=== SUPPLIED INFORMATION ===

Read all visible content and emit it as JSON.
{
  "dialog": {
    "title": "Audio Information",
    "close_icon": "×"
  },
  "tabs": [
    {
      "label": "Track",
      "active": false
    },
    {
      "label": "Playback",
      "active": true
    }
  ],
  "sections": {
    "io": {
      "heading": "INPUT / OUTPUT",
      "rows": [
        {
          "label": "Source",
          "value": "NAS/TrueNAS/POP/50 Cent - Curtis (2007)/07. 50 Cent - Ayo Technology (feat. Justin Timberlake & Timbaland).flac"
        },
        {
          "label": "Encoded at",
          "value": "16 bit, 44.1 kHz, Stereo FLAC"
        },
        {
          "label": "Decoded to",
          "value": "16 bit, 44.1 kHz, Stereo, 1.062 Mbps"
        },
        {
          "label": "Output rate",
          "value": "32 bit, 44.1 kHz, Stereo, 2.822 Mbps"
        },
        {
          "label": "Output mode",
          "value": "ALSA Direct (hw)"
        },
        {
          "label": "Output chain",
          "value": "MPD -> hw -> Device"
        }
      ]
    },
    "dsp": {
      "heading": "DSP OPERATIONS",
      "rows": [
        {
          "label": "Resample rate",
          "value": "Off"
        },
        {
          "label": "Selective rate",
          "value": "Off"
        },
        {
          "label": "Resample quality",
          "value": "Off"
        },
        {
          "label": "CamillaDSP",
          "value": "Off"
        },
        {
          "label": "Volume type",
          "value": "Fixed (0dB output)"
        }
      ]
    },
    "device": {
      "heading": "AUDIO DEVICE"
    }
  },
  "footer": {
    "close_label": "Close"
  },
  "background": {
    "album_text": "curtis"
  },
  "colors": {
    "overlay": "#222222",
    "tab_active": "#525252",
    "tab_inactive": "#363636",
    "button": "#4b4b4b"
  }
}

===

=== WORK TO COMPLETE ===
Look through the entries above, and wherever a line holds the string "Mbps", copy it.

=== ANSWER FOR THE TASK ===
          "value": "16 bit, 44.1 kHz, Stereo, 1.062 Mbps"
          "value": "32 bit, 44.1 kHz, Stereo, 2.822 Mbps"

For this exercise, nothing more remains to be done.